You often hear opponents of Benjamin Netanyahu and his Likud Party say the policy of perpetual occupation of Arab lands and people is creating a situation where Israelis must soon choose between Zionism and democracy. In fact, as voters go to the polls today to determine the fate of Bibi’s government, you get the sense an inclusive democracy is already hanging by a thread. Think about the significance of this brief note at Haaretz‘ election blog:
Likud is troubled over high voter turnout in Arab community. Prime Minister Benjamin Netanyahu recently uploaded a video to his Facebook page in which he said: “The right-wing government is in danger. Arab voters are coming out in droves to the polls. Left-wing organizations are bussing them out. We have no V15 [an anti-Netanyahu group allegedly promoted by the US], we have Order 8 [code for emergency call up to IDF reserve duty], we have only you. Get out to vote, bring your friends and family, vote Likud in order to close the gap between us and ‘Labor.'”
I was instantly transported by these words back to 1962, in Georgia, when as a child I watched segregationist gubernatorial candidate Marvin Griffin make his pre-election appeal based on a warning that “my opponent will be supported by the Negro Bloc Vote.” Griffin lost (to Carl Sanders, who called himself an “intelligent segregationist,” which meant he was for legal foot-dragging in resisting integration, but not violence, closure of public schools, or any other action that would invite more federal intervention), though it took quite a few more years of lawsuits and court orders before Jim Crow finally died.
The hobgoblin of the “Negro Bloc Vote” (often just called “the Bloc Vote”) in the Jim Crow South was always a bit ludicrous given the systemic suppression of black voting in most of the region prior to the enactment and enforcement of the Voting Rights Act of 1965. But it reflected ancient fears that southern white people would fail to keep racism foremost in mind and allow themselves to be divided by competition for black votes. Indeed, in Georgia the great Populist leader Tom Watson, once a frank advocate for biracial political alliances formed on a class basis, became one of the foremost champions of disenfranchisement in the late 19th century out of frustration with conservative race-baiting during election campaigns.

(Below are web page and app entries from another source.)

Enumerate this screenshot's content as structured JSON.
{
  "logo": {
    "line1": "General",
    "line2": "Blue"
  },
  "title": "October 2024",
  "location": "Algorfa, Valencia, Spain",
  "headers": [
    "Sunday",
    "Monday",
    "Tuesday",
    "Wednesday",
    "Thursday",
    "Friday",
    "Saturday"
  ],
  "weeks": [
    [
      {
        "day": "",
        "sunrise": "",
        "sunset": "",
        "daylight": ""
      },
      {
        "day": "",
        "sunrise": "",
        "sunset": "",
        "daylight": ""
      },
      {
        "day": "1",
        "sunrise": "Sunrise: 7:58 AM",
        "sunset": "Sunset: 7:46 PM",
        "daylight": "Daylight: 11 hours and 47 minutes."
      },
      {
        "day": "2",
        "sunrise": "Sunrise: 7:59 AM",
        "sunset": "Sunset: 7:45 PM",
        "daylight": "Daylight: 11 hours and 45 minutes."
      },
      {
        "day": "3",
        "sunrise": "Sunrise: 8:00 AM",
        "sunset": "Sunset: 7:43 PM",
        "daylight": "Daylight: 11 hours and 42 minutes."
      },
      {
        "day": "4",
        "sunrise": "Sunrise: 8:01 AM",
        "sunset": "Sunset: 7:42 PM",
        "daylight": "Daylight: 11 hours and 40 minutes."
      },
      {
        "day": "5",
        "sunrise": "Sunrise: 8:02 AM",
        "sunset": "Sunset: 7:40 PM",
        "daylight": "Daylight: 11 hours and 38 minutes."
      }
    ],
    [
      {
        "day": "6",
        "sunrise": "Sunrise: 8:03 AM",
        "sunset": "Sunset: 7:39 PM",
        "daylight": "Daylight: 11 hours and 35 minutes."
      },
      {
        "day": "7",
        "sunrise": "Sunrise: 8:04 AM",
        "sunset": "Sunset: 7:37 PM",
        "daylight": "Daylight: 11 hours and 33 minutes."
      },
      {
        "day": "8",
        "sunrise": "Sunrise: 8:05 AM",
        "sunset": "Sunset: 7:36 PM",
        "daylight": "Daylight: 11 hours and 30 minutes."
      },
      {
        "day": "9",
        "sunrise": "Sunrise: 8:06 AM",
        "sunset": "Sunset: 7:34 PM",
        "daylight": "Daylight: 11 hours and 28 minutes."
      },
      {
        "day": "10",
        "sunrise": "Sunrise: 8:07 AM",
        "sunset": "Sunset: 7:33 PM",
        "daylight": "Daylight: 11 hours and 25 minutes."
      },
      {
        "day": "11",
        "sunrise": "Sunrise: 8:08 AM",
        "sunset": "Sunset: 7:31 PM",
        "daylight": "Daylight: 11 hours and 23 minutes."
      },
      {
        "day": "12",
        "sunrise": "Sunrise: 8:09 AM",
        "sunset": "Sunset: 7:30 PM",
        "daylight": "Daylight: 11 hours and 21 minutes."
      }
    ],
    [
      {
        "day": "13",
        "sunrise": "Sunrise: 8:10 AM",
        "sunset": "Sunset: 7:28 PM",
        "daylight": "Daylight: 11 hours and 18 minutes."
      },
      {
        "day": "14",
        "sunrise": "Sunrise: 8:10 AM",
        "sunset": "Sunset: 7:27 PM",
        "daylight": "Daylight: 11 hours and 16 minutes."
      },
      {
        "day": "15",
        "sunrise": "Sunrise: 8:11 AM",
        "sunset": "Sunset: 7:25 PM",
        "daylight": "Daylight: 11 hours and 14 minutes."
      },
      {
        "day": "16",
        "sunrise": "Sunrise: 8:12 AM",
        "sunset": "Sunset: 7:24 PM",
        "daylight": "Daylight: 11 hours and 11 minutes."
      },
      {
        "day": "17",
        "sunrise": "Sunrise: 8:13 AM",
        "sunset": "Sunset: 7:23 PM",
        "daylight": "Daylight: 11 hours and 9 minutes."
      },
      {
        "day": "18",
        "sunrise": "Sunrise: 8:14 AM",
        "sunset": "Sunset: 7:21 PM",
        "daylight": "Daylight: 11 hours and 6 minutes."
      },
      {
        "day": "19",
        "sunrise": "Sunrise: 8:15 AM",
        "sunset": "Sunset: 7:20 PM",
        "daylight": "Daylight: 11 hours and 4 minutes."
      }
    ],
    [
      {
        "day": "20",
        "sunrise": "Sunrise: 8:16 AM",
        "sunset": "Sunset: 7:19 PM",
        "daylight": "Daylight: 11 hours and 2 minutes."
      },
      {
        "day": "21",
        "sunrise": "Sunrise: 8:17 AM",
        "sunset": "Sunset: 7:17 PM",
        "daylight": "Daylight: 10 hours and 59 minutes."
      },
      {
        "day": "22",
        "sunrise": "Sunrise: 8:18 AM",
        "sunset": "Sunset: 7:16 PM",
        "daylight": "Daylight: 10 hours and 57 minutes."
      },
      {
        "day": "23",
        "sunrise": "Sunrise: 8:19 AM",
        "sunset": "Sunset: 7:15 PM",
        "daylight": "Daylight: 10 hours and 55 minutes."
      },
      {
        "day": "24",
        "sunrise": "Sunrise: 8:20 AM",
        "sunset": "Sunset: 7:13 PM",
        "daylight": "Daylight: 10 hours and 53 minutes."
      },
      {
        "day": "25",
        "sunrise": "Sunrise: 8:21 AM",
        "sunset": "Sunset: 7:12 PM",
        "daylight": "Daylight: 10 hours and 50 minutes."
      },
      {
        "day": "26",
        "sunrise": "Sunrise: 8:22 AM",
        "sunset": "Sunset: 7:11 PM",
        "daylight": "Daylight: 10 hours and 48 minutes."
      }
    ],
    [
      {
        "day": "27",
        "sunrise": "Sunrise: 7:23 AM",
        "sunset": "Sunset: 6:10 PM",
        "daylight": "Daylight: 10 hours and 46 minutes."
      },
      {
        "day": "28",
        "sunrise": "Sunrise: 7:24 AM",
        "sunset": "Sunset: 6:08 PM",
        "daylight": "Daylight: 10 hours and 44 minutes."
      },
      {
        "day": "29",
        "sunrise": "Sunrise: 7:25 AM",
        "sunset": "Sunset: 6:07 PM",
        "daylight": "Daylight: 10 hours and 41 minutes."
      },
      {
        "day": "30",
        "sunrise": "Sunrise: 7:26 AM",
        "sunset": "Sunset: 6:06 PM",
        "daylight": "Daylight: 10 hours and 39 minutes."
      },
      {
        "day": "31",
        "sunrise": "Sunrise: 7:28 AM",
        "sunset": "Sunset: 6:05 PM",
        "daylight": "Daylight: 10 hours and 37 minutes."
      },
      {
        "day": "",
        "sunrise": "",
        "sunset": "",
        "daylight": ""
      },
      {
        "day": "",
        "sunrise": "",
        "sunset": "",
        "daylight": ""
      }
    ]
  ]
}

No, I’m not accusing conservative Israelis of being just like southern seggies, but it’s hard to avoid seeing some similarities. And it’s notable also that anti-Netanyahu Israelis fear to appear too close to the Arab parties that might give them a path to a majority government. We could well find out in the next few days or weeks how powerful that inhibition has become.